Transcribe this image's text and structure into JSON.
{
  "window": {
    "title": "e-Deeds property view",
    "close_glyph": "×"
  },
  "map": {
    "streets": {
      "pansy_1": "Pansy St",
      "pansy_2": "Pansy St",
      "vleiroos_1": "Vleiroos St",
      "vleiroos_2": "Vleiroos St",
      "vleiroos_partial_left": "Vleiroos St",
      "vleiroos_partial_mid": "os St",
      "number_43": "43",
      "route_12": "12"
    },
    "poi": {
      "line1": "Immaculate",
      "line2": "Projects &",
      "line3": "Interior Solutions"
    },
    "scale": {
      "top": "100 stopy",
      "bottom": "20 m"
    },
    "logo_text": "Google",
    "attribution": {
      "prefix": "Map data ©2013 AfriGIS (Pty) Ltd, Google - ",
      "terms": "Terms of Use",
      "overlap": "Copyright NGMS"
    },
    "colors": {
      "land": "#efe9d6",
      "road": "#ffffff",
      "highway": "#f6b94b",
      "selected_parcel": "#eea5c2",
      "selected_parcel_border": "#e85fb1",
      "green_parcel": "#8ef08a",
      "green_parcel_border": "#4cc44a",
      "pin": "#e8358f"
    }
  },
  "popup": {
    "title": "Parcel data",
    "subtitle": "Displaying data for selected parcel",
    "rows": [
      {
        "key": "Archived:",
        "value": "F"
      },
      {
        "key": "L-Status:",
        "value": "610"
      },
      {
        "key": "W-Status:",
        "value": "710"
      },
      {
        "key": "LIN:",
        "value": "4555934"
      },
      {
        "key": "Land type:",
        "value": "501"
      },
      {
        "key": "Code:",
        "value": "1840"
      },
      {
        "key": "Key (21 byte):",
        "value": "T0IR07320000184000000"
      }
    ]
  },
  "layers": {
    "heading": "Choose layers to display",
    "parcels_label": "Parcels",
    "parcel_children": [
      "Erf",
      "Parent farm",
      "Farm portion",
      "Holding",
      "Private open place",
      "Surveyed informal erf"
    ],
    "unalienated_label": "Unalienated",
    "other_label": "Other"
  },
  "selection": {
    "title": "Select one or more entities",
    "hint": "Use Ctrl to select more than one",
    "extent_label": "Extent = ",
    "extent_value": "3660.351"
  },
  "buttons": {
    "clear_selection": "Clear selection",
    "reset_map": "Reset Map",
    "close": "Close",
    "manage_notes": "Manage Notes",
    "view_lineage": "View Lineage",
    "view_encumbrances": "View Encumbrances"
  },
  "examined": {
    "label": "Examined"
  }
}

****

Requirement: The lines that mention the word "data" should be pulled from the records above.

Output:
      "prefix": "Map data ©2013 AfriGIS (Pty) Ltd, Google - ",
    "title": "Parcel data",
    "subtitle": "Displaying data for selected parcel",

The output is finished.